Her other venture, the aspects of which have nonetheless to be finalized, will target on wellbeing treatment in U.S. prisons. “I’ll be seeking to fully grasp the challenges associated with providing wellbeing treatment in our nation’s jails,” she reported, “as effectively as how we can convey about an enhanced top quality of health and fitness treatment there. Mainly because there isn’t a large amount of oversight on the degree of care in these institutions.”
Inmates are often sicker than age-matched controls, with bigger rates of diabetes, hypertension, asthma, and HIV, Aslan noted. In a 2009 study, all-around 44 % of jail inmates described obtaining or the moment owning cancer, hypertension, coronary heart illness, kidney illness, liver condition, or other continual conditions—compared to 27 p.c of the general population. Alsan, along with Harvard legislation professor Crystal Youthful, want to look into how these disparities are developing, and wherever the part of race and ethnicity situate in administering health care to jailed individuals.
In the wake of new initiatives to reverse racial and wealth disparities in public wellbeing, Alsan’s do the job has acquired a particularly dazzling highlight. Laura Scholl, the senior program officer for fellows at the MacArthur Basis, explained to The Every day Beast Alsan was picked for the fellowship in fantastic portion for the reason that of her goal “to improve overall health results for historically marginalized and mistreated populations. She is quantifying the will need to diversify the professional medical job in the starkest terms and demonstrating that health practitioner workforce range is a key part of accomplishing far better overall health outcomes for individuals of shade.”
But can scientists like Alsan correctly review these disparities in health treatment interactions sent by on the web video clip? Alsan’s research targets in-particular person affected person-physician associations. But the rise of telehealth, especially immediately after the COVID-19 pandemic, suggests a higher quantity of individuals are assembly with their physicians remotely. In a 2021 world client survey from electronic tests agency Applause, 63 p.c of respondents who had utilized telehealth in the past system to raise their use of this kind of services even following the pandemic ends.

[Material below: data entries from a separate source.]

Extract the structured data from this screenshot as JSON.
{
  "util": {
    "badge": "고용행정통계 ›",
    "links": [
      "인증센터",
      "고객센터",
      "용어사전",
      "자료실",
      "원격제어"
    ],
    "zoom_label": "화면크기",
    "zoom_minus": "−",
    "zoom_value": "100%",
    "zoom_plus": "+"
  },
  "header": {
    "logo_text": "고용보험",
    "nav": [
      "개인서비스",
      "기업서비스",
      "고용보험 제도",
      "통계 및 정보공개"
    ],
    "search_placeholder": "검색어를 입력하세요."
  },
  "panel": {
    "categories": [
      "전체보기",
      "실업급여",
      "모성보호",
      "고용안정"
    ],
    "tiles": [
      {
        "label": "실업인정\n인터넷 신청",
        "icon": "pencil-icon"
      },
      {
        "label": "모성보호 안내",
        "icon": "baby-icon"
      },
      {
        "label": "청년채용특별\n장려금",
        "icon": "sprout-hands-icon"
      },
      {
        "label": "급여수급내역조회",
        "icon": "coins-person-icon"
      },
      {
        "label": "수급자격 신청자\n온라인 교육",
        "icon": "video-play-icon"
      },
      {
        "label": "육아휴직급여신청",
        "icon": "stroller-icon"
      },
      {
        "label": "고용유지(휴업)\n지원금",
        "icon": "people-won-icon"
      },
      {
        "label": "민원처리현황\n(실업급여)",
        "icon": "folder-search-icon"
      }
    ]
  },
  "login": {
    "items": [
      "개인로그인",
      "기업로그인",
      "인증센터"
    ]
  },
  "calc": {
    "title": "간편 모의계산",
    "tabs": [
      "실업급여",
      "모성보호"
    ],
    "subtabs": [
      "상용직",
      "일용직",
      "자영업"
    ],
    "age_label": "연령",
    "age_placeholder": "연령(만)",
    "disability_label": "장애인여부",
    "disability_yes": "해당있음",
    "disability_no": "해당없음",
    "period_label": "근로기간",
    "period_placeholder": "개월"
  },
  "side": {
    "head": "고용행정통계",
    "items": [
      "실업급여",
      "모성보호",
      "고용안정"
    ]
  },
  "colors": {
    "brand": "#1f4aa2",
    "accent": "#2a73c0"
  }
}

How does Alsan perspective the increase of telehealth and digital medical professional visits? “What retains me up at evening,” she stated “is that early adopters—meaning those who can pay for it—will delight in this interesting technology. The alternatives for fairness are profound, because telemedicine suggests slicing down on transportation and parking charges a individual can incur.
“But,” she stated, “what about those who simply cannot find the money for these expert services? This is trending to be an elite support, and I hope that will be resolved at some position.”
When Alsan seemed back again at early signals she would dive into overall health treatment function concentrated on racial and financial disparities, she remembered a music her mom utilized to sing to her as a kid: “We are produced for services, to care for each other. We are designed to really like just about every sister and brother.”